informed of the latest developments in policy and practice the field of child maltreatment. It is designed to highlight
best practices in the field and publish original articles and current information about child maltreatment for professionals
from a variety of backgrounds including medicine, law, law enforcement, social work, child protective services, psychology,
public health and prevention in the U.S.
If you wish to learn more about submitting an article to the Advisor, please click here.
This library contains Advisor issues dating back to 1990. The most recent issue appears at the top. Scroll down to select past issues by year and issue number. Once a publication appears in the box, you can use the Enlarge button to open the document in a new window or tab (depending on how your browser is set up). This will allow you to view the document with larger print.
To print a document, first use the Enlarge button to open the document in a new window or tab. Then use your browser's Print command. To return here from a new tab, close the tab. To return from a new window, click your browser's Back button.
In the listing below, click on a year and issue number to see the articles in that publication.
1990 Number 2
An interview can be the first step to recovery for a victim of abuse. Unfortunately, however, the interview sometimes becomes an intrusive experience in which powerful adults try to pry words from frightened children. Reliable and effective interviewing of suspected victims of child abuse requires knowledge of both child development and the forensic context Equally important, to enhance trust and lessen anxiety an interviewer must convey empathy.

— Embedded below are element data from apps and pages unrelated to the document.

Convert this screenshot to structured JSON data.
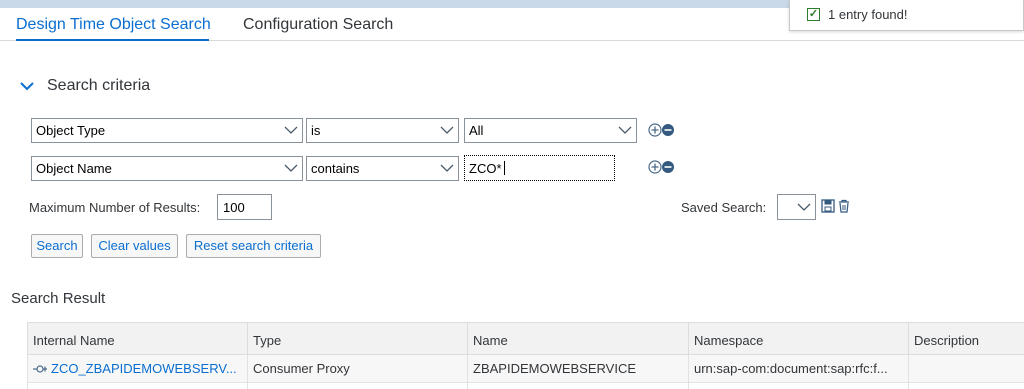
{
  "tabs": {
    "design_time": "Design Time Object Search",
    "configuration": "Configuration Search"
  },
  "toast": {
    "message": "1 entry found!"
  },
  "search_criteria": {
    "title": "Search criteria",
    "rows": [
      {
        "field": "Object Type",
        "operator": "is",
        "value": "All"
      },
      {
        "field": "Object Name",
        "operator": "contains",
        "value": "ZCO*"
      }
    ],
    "max_results_label": "Maximum Number of Results:",
    "max_results_value": "100",
    "saved_search_label": "Saved Search:",
    "buttons": {
      "search": "Search",
      "clear": "Clear values",
      "reset": "Reset search criteria"
    }
  },
  "results": {
    "title": "Search Result",
    "columns": [
      "Internal Name",
      "Type",
      "Name",
      "Namespace",
      "Description"
    ],
    "rows": [
      {
        "internal_name": "ZCO_ZBAPIDEMOWEBSERV...",
        "type": "Consumer Proxy",
        "name": "ZBAPIDEMOWEBSERVICE",
        "namespace": "urn:sap-com:document:sap:rfc:f...",
        "description": ""
      }
    ]
  },
  "colors": {
    "accent": "#0a6ed1",
    "success": "#2b7c2b"
  }
}
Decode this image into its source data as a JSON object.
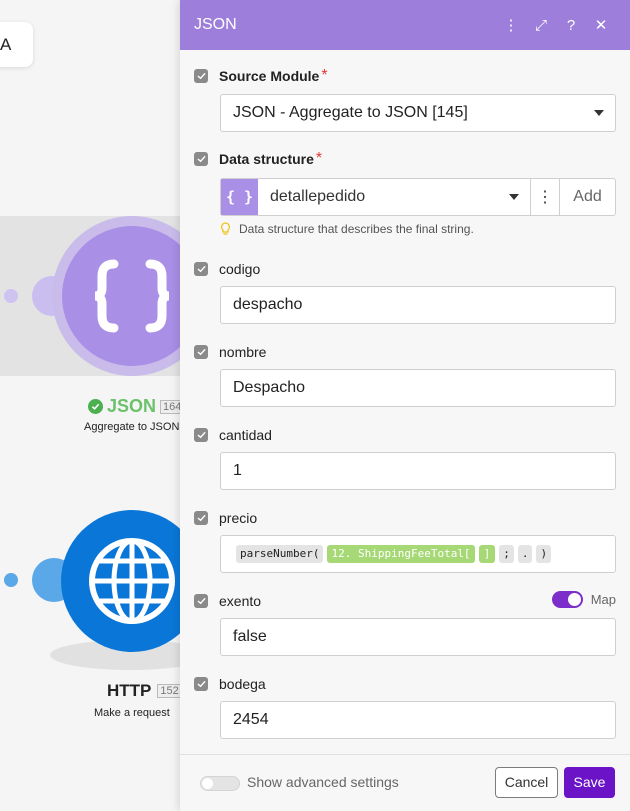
{
  "canvas": {
    "top_chip_text": "A",
    "json_module": {
      "name": "JSON",
      "id": "164",
      "description": "Aggregate to JSON"
    },
    "http_module": {
      "name": "HTTP",
      "id": "152",
      "description": "Make a request"
    }
  },
  "panel": {
    "title": "JSON",
    "header_icons": [
      "more-vertical-icon",
      "expand-icon",
      "help-icon",
      "close-icon"
    ],
    "header_glyphs": {
      "more": "⋮",
      "expand": "⤢",
      "help": "?",
      "close": "✕"
    },
    "source_module": {
      "label": "Source Module",
      "required_mark": "*",
      "value": "JSON - Aggregate to JSON [145]"
    },
    "data_structure": {
      "label": "Data structure",
      "required_mark": "*",
      "icon_text": "{ }",
      "value": "detallepedido",
      "more_glyph": "⋮",
      "add_label": "Add",
      "hint": "Data structure that describes the final string."
    },
    "fields": {
      "codigo": {
        "label": "codigo",
        "value": "despacho"
      },
      "nombre": {
        "label": "nombre",
        "value": "Despacho"
      },
      "cantidad": {
        "label": "cantidad",
        "value": "1"
      },
      "precio": {
        "label": "precio",
        "tokens": [
          "parseNumber(",
          "12. ShippingFeeTotal[",
          "]",
          ";",
          ".",
          ")"
        ]
      },
      "exento": {
        "label": "exento",
        "value": "false",
        "map_label": "Map",
        "map_enabled": true
      },
      "bodega": {
        "label": "bodega",
        "value": "2454"
      }
    },
    "footer": {
      "advanced_label": "Show advanced settings",
      "advanced_enabled": false,
      "cancel_label": "Cancel",
      "save_label": "Save"
    }
  },
  "colors": {
    "accent": "#6a13c7",
    "header": "#9d7fdb",
    "json_module": "#a98fe6",
    "http_module": "#0a77d8",
    "mapped_pill": "#a6d975"
  }
}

In the last five years, doubt about accusations of sexual abuse has resurged. One of the arguments skeptics have put forth is that evaluators induce false positives (accounts or affirmations of sexual abuse when none has occurred) by the way they question children (Wakefield and Undelwager, 1988). That is, evaluators hope to find sexual abuse, and children, wishing to gratify the evaluators, provide socially desirable responses, which support an allegation of sexual abuse in cases where victimization has not occurred.

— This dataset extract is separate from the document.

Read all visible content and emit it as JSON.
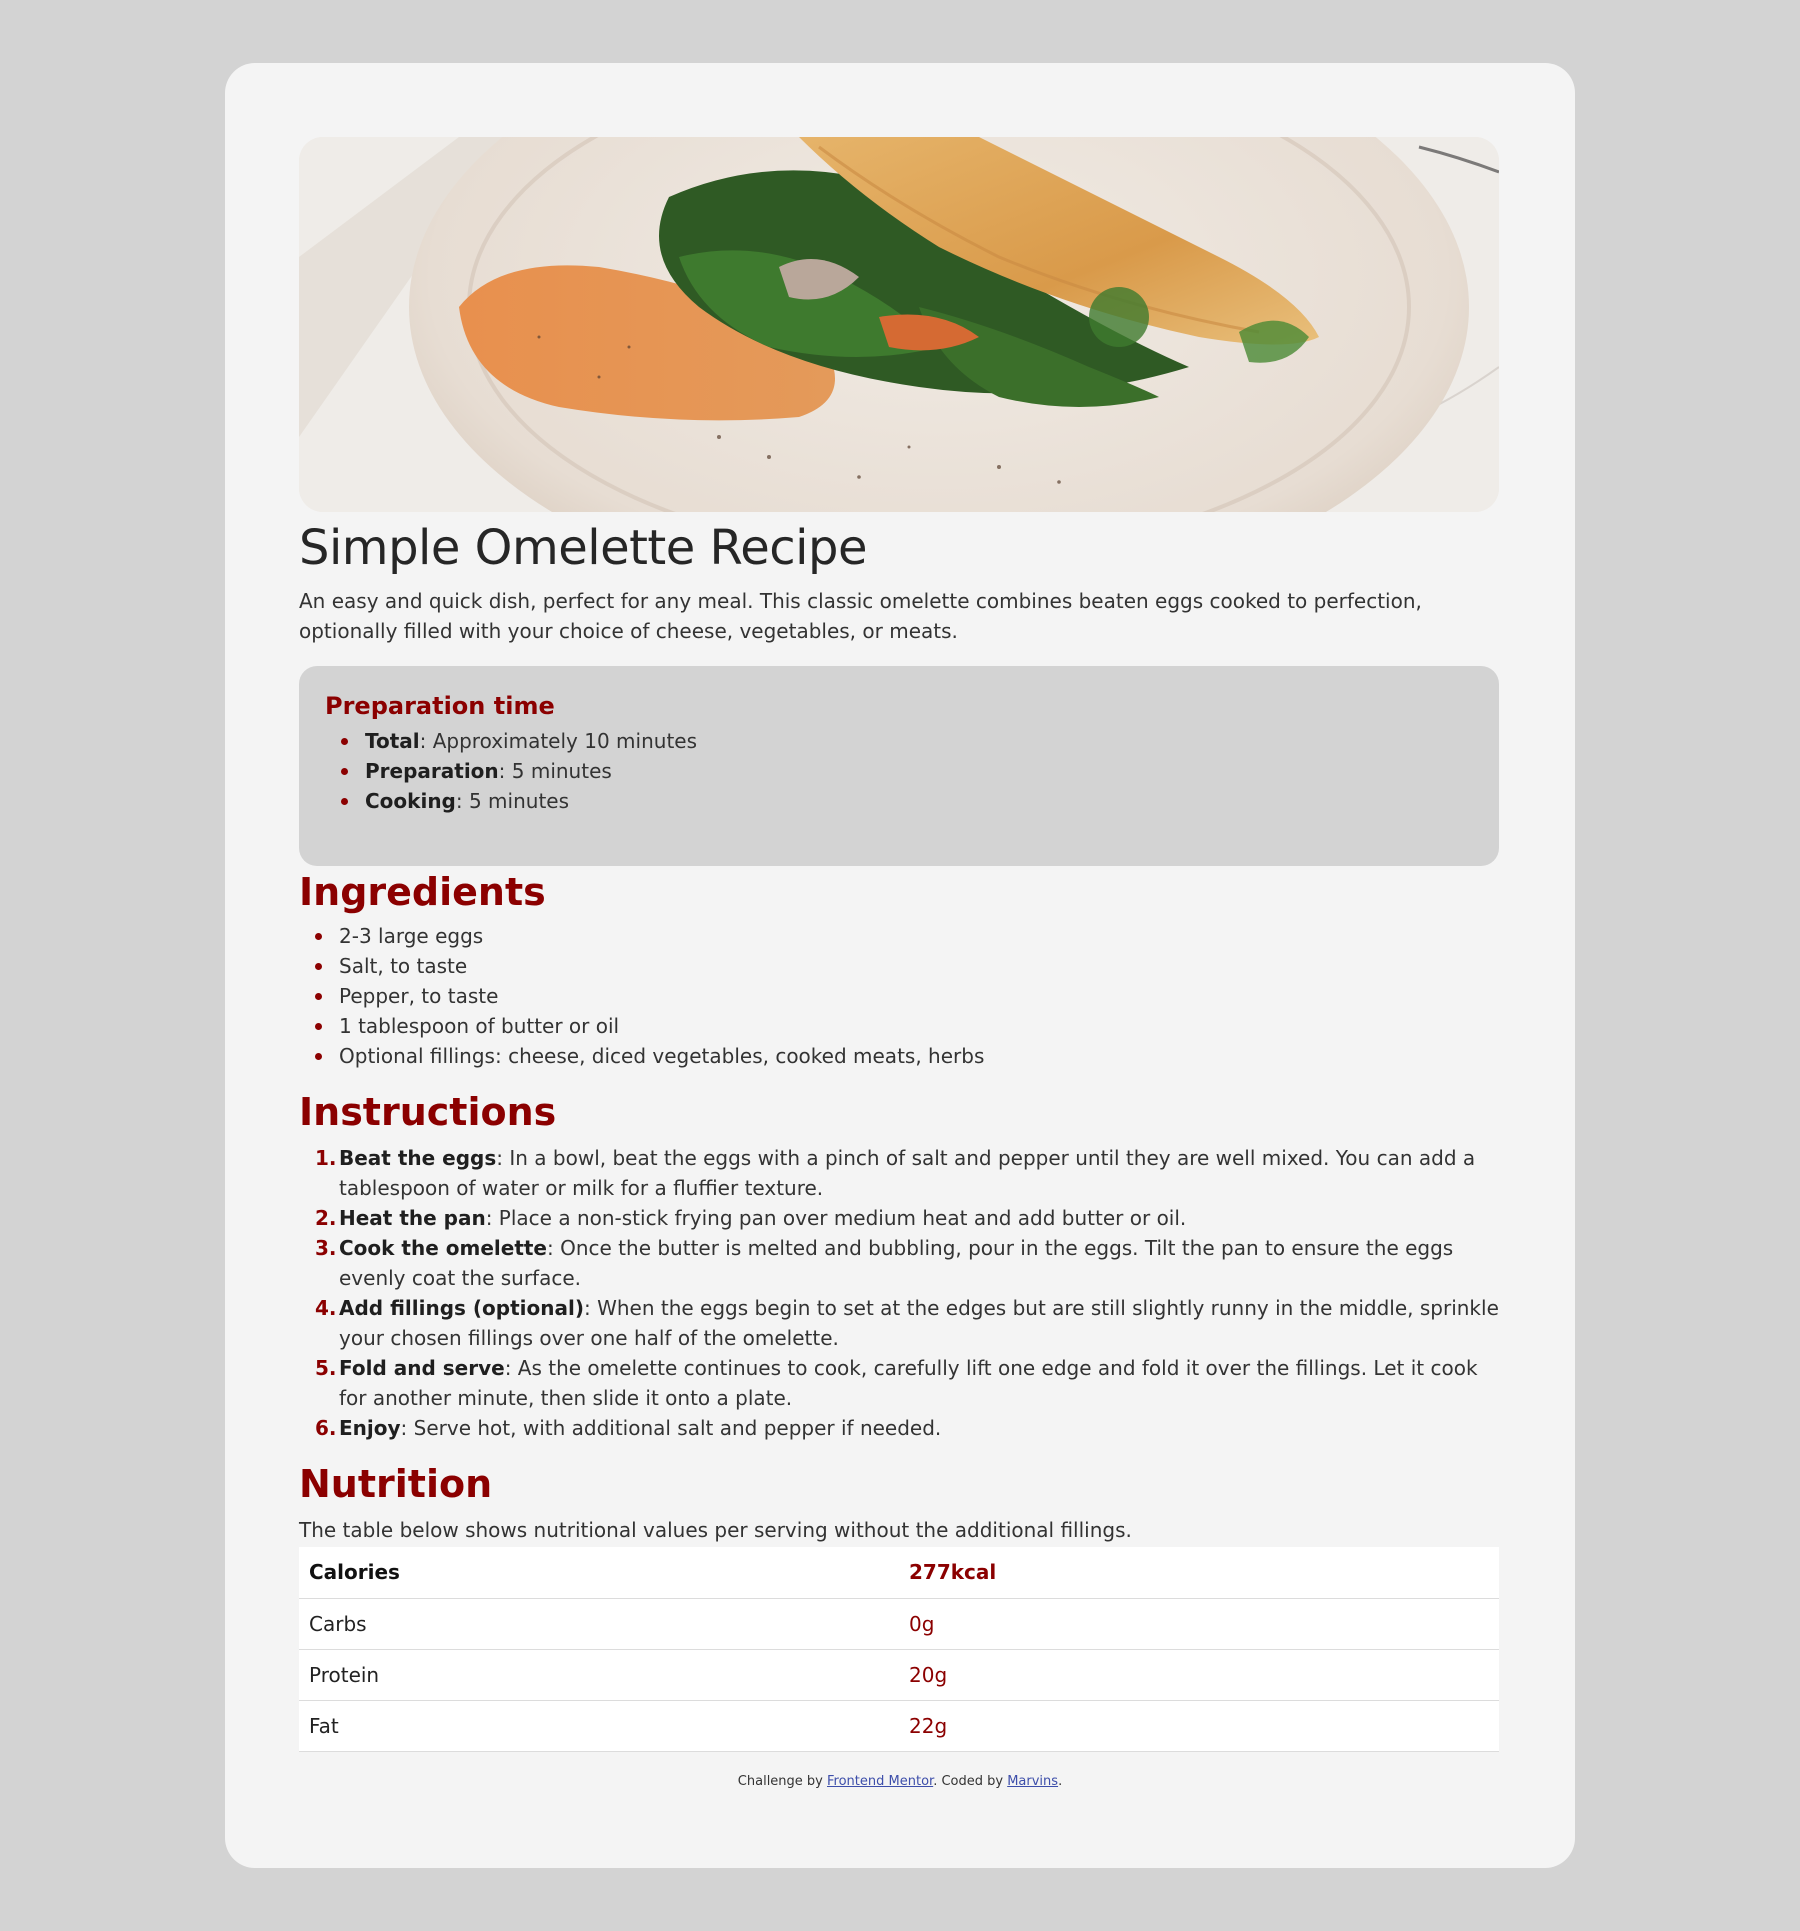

The use of anatomical dolls in the assessment of sexual victimization of young children has become standard practice in many settings. The use of anatomical dolls in such evaluations, however. has become increasingly controversial, culminating in recent court decisions in California severely limiting the admission of evidence from anatomical doll interviews.
Eliciting accurate information from sexually abused children is one of the most difficult tasks facing investigators, therapists, attorneys, and others who work with these young victims. Interviewers are often puzzled by inconsistencies which crop up in children's accounts of abusive incidents, and are worried that such discrepancies will jeopardize the children's credibility and thus the appropriate resolution of the case.
Conducting forensic interviews with sexually abused children can be both rewarding and challenging. Often, despite the best efforts of the interviewer to reassure and comfort the chlld, a history is difficult to obtain.